Instructions for the task
The answer must consist of every line below that contains the word "이구산업".

Available records
┌──

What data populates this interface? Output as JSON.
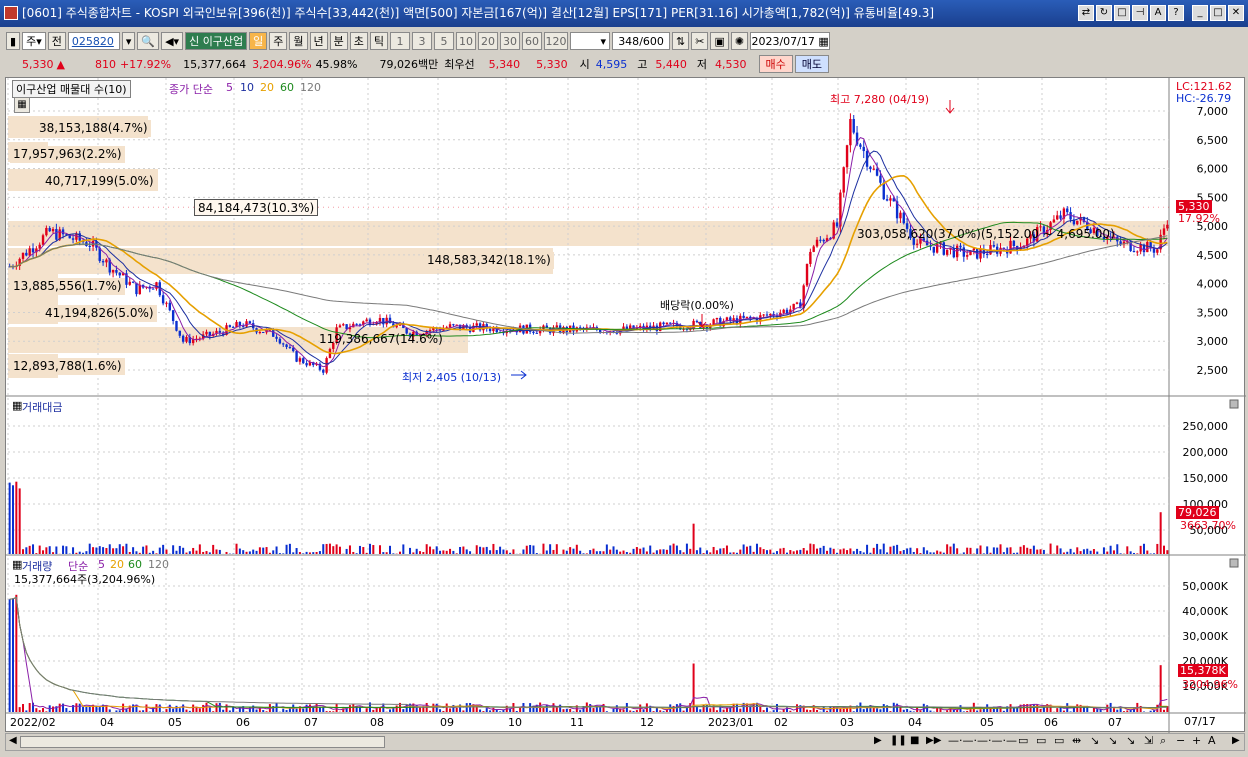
{
  "window": {
    "title": "[0601] 주식종합차트 - KOSPI 외국인보유[396(천)] 주식수[33,442(천)] 액면[500] 자본금[167(억)] 결산[12월] EPS[171] PER[31.16] 시가총액[1,782(억)] 유통비율[49.3]"
  },
  "toolbar": {
    "period_sel": "주",
    "prev": "전",
    "code": "025820",
    "stock_name": "이구산업",
    "sin": "신",
    "timeframes": [
      "일",
      "주",
      "월",
      "년",
      "분",
      "초",
      "틱"
    ],
    "ticks": [
      "1",
      "3",
      "5",
      "10",
      "20",
      "30",
      "60",
      "120"
    ],
    "count": "348",
    "count_max": "/600",
    "date": "2023/07/17"
  },
  "quote": {
    "price": "5,330",
    "change_arrow": "▲",
    "change": "810",
    "change_pct": "+17.92%",
    "volume": "15,377,664",
    "volume_pct": "3,204.96%",
    "ratio": "45.98%",
    "trade_amount": "79,026백만",
    "best_bid_label": "최우선",
    "bid": "5,340",
    "ask": "5,330",
    "open_label": "시",
    "open": "4,595",
    "high_label": "고",
    "high": "5,440",
    "low_label": "저",
    "low": "4,530",
    "buy": "매수",
    "sell": "매도"
  },
  "price_panel": {
    "overlay_label": "이구산업 매물대 수(10)",
    "ma_label": "종가 단순",
    "ma_periods": [
      "5",
      "10",
      "20",
      "60",
      "120"
    ],
    "lc": "LC:121.62",
    "hc": "HC:-26.79",
    "high_note": "최고 7,280 (04/19)",
    "low_note": "최저 2,405 (10/13)",
    "dividend_note": "배당락(0.00%)",
    "current_price": "5,330",
    "current_pct": "17.92%",
    "y_axis": [
      "7,000",
      "6,500",
      "6,000",
      "5,500",
      "5,000",
      "4,500",
      "4,000",
      "3,500",
      "3,000",
      "2,500"
    ],
    "volume_profile": [
      "38,153,188(4.7%)",
      "17,957,963(2.2%)",
      "40,717,199(5.0%)",
      "84,184,473(10.3%)",
      "303,058,620(37.0%)(5,152.00 ~ 4,695.00)",
      "148,583,342(18.1%)",
      "13,885,556(1.7%)",
      "41,194,826(5.0%)",
      "119,386,667(14.6%)",
      "12,893,788(1.6%)"
    ]
  },
  "amount_panel": {
    "label": "거래대금",
    "y_axis": [
      "250,000",
      "200,000",
      "150,000",
      "100,000",
      "50,000"
    ],
    "current": "79,026",
    "current_pct": "3663.70%"
  },
  "volume_panel": {
    "label": "거래량",
    "ma_label": "단순",
    "ma_periods": [
      "5",
      "20",
      "60",
      "120"
    ],
    "sub": "15,377,664주(3,204.96%)",
    "y_axis": [
      "50,000K",
      "40,000K",
      "30,000K",
      "20,000K",
      "10,000K"
    ],
    "current": "15,378K",
    "current_pct": "3204.96%"
  },
  "x_axis": [
    "2022/02",
    "04",
    "05",
    "06",
    "07",
    "08",
    "09",
    "10",
    "11",
    "12",
    "2023/01",
    "02",
    "03",
    "04",
    "05",
    "06",
    "07"
  ],
  "x_axis_right": "07/17",
  "colors": {
    "up": "#e0001a",
    "down": "#0a2fd0",
    "profile": "#f4e2cc",
    "ma5": "#8a1fa8",
    "ma10": "#1c2fa0",
    "ma20": "#e6a000",
    "ma60": "#1d8a1d",
    "ma120": "#7a7a7a"
  }
}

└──

Reply
    "stock_name": "이구산업",
    "overlay_label": "이구산업 매물대 수(10)",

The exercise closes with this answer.